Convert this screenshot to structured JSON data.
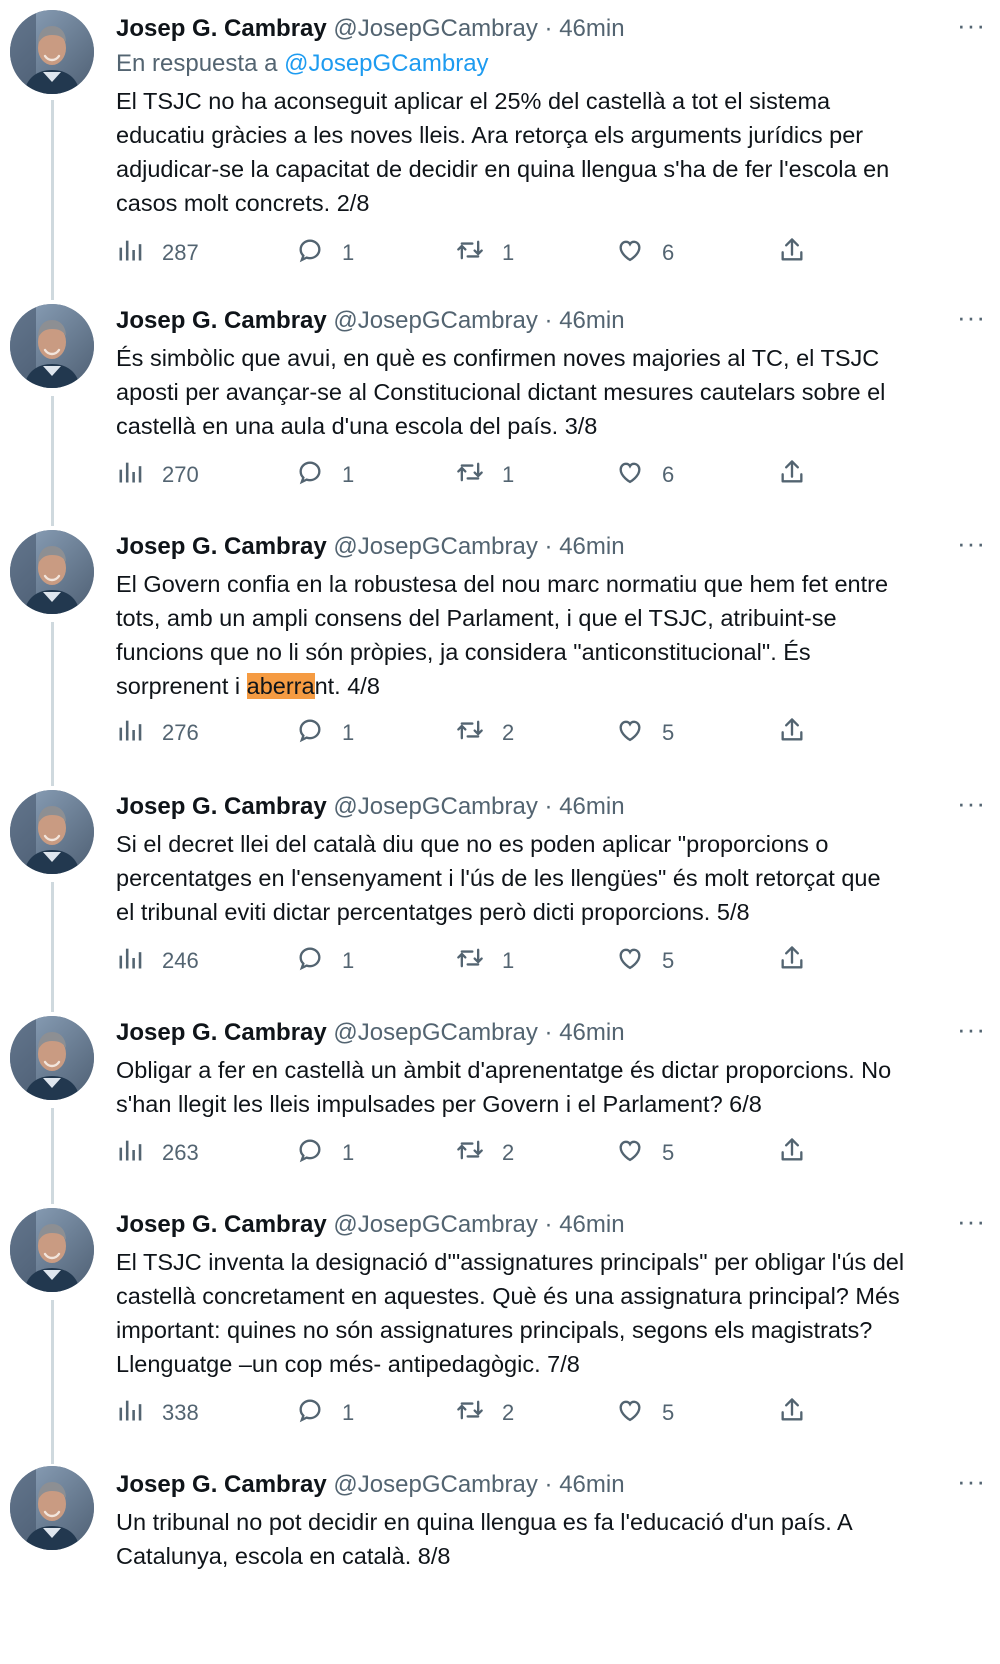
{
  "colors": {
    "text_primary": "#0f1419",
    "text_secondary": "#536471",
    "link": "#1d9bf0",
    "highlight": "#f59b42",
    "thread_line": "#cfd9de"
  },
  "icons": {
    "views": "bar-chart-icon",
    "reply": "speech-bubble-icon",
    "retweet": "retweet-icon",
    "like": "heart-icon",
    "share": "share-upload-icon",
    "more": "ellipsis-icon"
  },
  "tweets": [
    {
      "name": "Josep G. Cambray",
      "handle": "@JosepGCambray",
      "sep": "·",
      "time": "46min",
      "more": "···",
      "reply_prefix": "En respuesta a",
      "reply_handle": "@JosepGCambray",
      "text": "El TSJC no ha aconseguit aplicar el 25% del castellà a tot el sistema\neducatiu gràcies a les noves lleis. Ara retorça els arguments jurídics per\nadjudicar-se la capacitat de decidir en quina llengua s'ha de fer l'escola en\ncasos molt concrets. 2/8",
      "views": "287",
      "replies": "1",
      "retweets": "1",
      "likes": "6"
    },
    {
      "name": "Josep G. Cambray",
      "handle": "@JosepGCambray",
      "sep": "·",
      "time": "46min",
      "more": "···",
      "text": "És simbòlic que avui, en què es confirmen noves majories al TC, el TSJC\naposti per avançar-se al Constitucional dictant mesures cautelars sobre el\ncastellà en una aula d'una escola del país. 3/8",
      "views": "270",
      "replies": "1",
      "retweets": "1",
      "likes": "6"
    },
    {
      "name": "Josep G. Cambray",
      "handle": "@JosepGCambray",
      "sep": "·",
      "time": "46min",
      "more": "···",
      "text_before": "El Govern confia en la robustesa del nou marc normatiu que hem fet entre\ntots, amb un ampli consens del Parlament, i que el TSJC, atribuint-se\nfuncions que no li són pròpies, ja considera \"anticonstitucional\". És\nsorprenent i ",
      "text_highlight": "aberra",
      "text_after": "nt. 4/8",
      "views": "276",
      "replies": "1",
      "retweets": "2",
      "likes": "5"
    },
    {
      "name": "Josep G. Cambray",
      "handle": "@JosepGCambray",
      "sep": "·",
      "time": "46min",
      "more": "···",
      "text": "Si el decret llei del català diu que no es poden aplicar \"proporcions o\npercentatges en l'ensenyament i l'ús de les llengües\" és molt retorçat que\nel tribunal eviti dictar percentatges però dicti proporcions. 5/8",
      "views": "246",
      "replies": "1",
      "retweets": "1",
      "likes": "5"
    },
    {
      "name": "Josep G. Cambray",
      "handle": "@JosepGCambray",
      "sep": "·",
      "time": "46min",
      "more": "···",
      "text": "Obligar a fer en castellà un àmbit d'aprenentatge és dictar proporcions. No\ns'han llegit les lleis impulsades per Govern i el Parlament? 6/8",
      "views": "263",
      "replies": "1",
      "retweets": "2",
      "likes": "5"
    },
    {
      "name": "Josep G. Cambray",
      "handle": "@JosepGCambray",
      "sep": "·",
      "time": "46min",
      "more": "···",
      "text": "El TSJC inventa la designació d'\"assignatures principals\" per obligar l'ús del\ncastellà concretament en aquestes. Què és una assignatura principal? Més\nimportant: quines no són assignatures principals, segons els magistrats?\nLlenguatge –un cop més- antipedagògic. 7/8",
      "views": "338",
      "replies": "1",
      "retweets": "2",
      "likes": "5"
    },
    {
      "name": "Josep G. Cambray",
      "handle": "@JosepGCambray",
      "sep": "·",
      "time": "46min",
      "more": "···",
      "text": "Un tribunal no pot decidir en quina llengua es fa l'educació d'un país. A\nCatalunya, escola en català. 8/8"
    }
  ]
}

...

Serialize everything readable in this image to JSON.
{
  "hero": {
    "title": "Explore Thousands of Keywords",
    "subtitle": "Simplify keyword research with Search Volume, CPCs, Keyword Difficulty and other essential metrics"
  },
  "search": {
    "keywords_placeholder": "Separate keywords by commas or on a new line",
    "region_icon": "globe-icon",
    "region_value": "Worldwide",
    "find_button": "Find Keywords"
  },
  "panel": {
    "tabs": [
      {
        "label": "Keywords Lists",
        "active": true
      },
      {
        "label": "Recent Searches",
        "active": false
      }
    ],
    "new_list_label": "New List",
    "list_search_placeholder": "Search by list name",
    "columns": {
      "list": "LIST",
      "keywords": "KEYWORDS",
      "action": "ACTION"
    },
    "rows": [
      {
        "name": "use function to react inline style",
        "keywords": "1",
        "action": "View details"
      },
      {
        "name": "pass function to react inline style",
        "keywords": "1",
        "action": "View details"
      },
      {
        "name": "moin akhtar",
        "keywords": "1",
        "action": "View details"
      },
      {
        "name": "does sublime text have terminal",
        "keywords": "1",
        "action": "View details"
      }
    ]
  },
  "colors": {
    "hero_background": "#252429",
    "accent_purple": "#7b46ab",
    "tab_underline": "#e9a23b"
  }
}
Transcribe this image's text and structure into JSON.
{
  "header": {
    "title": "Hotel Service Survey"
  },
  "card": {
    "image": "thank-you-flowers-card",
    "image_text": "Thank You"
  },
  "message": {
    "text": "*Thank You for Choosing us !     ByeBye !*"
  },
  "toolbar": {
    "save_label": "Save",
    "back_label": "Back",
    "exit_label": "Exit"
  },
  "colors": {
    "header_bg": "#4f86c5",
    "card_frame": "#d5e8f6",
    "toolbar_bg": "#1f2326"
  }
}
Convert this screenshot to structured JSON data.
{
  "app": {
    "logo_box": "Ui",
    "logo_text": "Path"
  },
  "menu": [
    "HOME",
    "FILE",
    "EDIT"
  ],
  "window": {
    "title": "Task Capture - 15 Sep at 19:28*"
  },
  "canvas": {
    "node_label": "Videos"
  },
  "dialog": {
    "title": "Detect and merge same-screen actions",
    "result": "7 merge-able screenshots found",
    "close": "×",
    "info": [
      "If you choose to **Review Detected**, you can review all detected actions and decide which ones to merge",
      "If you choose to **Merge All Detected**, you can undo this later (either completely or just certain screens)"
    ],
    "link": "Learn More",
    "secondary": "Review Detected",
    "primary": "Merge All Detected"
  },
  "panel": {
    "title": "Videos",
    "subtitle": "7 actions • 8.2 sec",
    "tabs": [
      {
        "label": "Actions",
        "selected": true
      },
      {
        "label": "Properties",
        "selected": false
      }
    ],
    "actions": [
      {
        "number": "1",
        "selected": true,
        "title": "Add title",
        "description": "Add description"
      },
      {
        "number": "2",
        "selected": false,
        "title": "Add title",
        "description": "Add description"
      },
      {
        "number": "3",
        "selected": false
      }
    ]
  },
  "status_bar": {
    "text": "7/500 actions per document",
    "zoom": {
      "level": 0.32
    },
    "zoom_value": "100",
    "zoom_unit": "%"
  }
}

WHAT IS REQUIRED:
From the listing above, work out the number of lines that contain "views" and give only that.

FINISHED TASK:
7